The essays focus on the Caribbean island and the mainland enclaves of Belize and the Guianas. Topics examined include the Haitian Revolution of the late eighteenth and early nineteenth centuries; labor and society in the nineteenth-century Caribbean; society and culture in the British and French West Indies since 1870; identity, race, and black power in Jamaica; the "February Revolution" of 1970 in Trinidad; contemporary Puerto Rico; politics, economy, and society in twentieth-century Cuba; Spanish Caribbean politics and nationalism in the nineteenth century; Caribbean migrations; economic history of the British Caribbean; international relations; and nationalism, nation, and ideology in the evolution of Caribbean literature.

The authors trace the historical roots of current Caribbean difficulties and analyze these problems in the light of economic, political, and social developments. Additionally, they explore these conditions in relation to United States interests and project what may lie ahead for the region. The challenges currently facing the Caribbean, note the editors, impose a heavy burden upon political leaders who must struggle "to eliminate the tensions when the people are so poor and their expectations so great."

The contributors are Herman L. Bennett, Bridget Brereton, David Geggus, Franklin W. Knight, Anthony P. Maingot, Jay R. Mandle, Roberto Márquez, Teresita Martínez Vergne, Colin A. Palmer, Bonham C. Richardson, Franciso A. Scarano, and Blanca G. Silvestrini.

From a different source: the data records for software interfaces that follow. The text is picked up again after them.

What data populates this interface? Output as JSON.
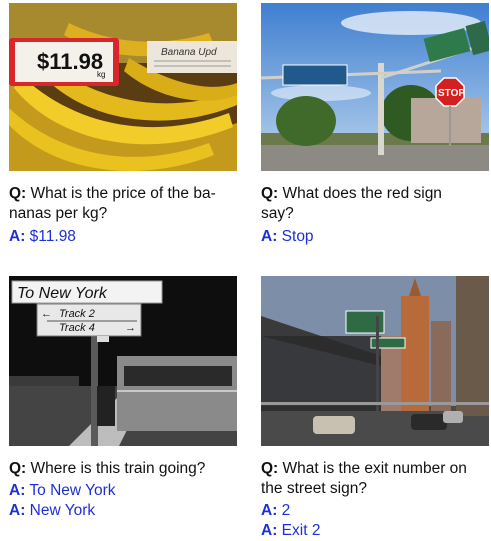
{
  "items": [
    {
      "q_label": "Q:",
      "question_lines": [
        "What is the price of the ba-",
        "nanas per kg?"
      ],
      "answers": [
        {
          "label": "A:",
          "text": "$11.98"
        }
      ],
      "photo_text": {
        "price": "$11.98",
        "unit": "kg",
        "card": "Banana Upd"
      }
    },
    {
      "q_label": "Q:",
      "question_lines": [
        "What does the red sign",
        "say?"
      ],
      "answers": [
        {
          "label": "A:",
          "text": "Stop"
        }
      ],
      "photo_text": {
        "stop": "STOP"
      }
    },
    {
      "q_label": "Q:",
      "question_lines": [
        "Where is this train going?"
      ],
      "answers": [
        {
          "label": "A:",
          "text": "To New York"
        },
        {
          "label": "A:",
          "text": "New York"
        }
      ],
      "photo_text": {
        "sign": "To New York",
        "track1": "Track 2",
        "track2": "Track 4"
      }
    },
    {
      "q_label": "Q:",
      "question_lines": [
        "What is the exit number on",
        "the street sign?"
      ],
      "answers": [
        {
          "label": "A:",
          "text": "2"
        },
        {
          "label": "A:",
          "text": "Exit 2"
        }
      ],
      "photo_text": {}
    }
  ]
}
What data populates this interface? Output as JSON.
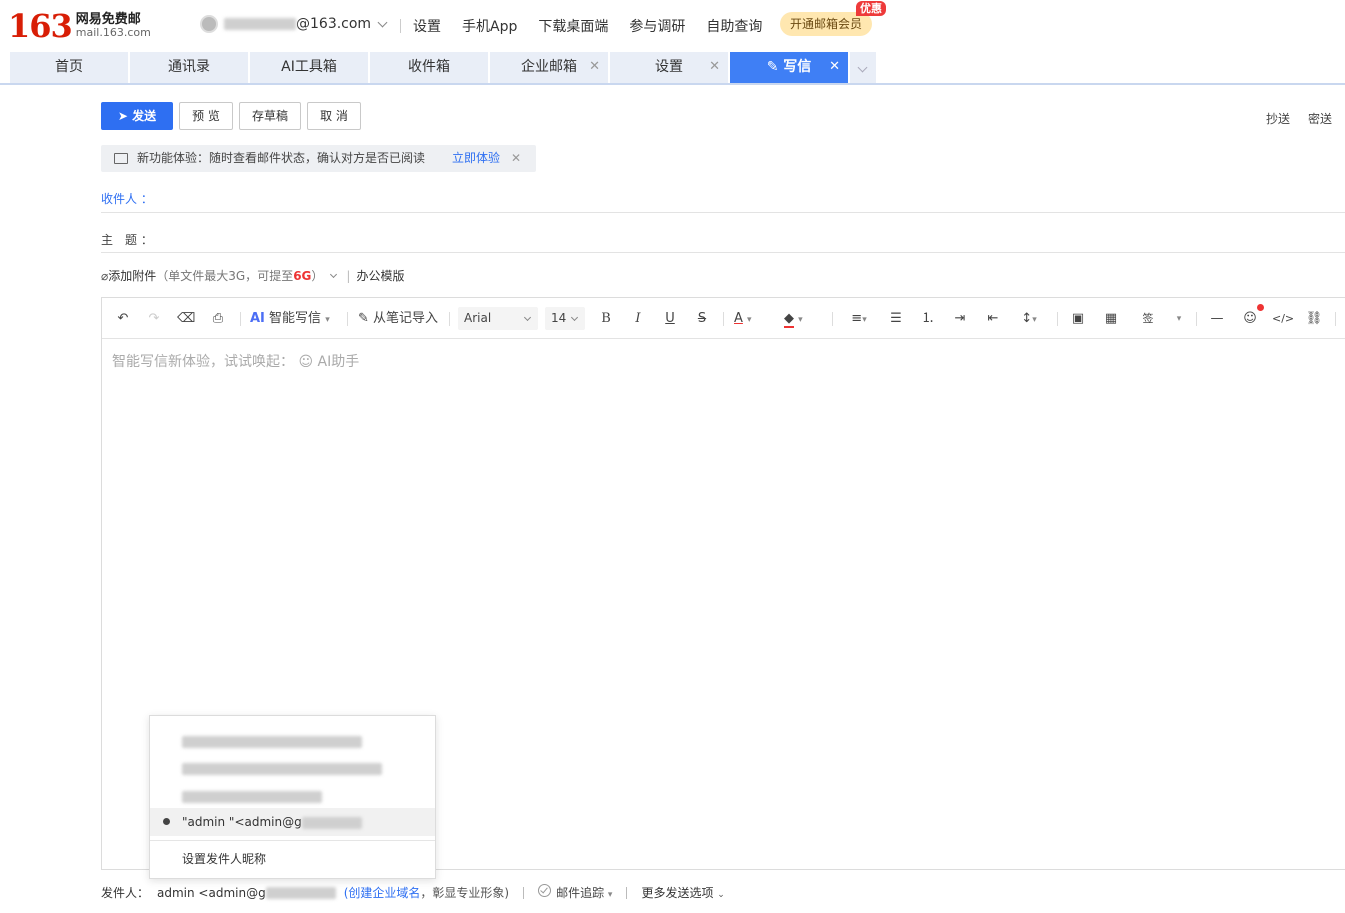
{
  "brand": {
    "logo_number": "163",
    "logo_cn": "网易免费邮",
    "logo_domain": "mail.163.com"
  },
  "account": {
    "email_suffix": "@163.com"
  },
  "topnav": {
    "settings": "设置",
    "mobile_app": "手机App",
    "desktop": "下载桌面端",
    "survey": "参与调研",
    "self_help": "自助查询",
    "vip": "开通邮箱会员",
    "vip_badge": "优惠"
  },
  "tabs": [
    {
      "label": "首页"
    },
    {
      "label": "通讯录"
    },
    {
      "label": "AI工具箱"
    },
    {
      "label": "收件箱"
    },
    {
      "label": "企业邮箱"
    },
    {
      "label": "设置"
    },
    {
      "label": "写信"
    }
  ],
  "actions": {
    "send": "发送",
    "preview": "预 览",
    "draft": "存草稿",
    "cancel": "取 消",
    "cc": "抄送",
    "bcc": "密送"
  },
  "notice": {
    "text": "新功能体验：随时查看邮件状态，确认对方是否已阅读",
    "try": "立即体验"
  },
  "fields": {
    "to_label": "收件人",
    "subject_label": "主　题",
    "colon": "："
  },
  "attach": {
    "label": "添加附件",
    "limit_prefix": "（单文件最大3G，",
    "limit_mid": "可提至",
    "limit_max": "6G",
    "limit_suffix": "）",
    "template": "办公模版"
  },
  "toolbar": {
    "ai_mark": "AI",
    "ai_write": "智能写信",
    "from_notes": "从笔记导入",
    "font": "Arial",
    "size": "14",
    "signature": "签"
  },
  "editor": {
    "placeholder": "智能写信新体验，试试唤起：",
    "ai_helper": "AI助手"
  },
  "sender_menu": {
    "selected": "\"admin \"<admin@g",
    "set_nickname": "设置发件人昵称"
  },
  "footer": {
    "sender_label": "发件人：",
    "sender_value": "admin <admin@g",
    "create_domain": "(创建企业域名",
    "create_domain_tail": "，彰显专业形象)",
    "tracking": "邮件追踪",
    "more_options": "更多发送选项"
  },
  "colors": {
    "accent": "#2e6ff2",
    "brand_red": "#d81e06",
    "tab_bg": "#e9eef7"
  }
}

About the Authors

Franklin W. Knight is Leonard and Helen R. Stulman Professor of History at The Johns Hopkins University.
For more information about Franklin W. Knight, visit the Author Page.

Colin A. Palmer is Dodge Professor of History at Princeton University.
For more information about Colin A. Palmer, visit the Author Page.


"A superb collection that should locate the Caribbean at the epicenter of globalization research."--Americas

"Provides a long-awaited and significant contribution to the field of 21st century Caribbean studies. . . . Perceptive and timely as well as highly original and eclectic."--Latin Americanist

"A very interesting assortment embracing such subjects as history, domestic politics, race relations, literature, migration, and foreign relations."--Journal of Third World Studies

"An impressive, up-to-date compilation of thoughtful, first- rate studies approached from the perspectives of several disciplines. . . . Readers will encounter much to debate."--David Barry Gaspar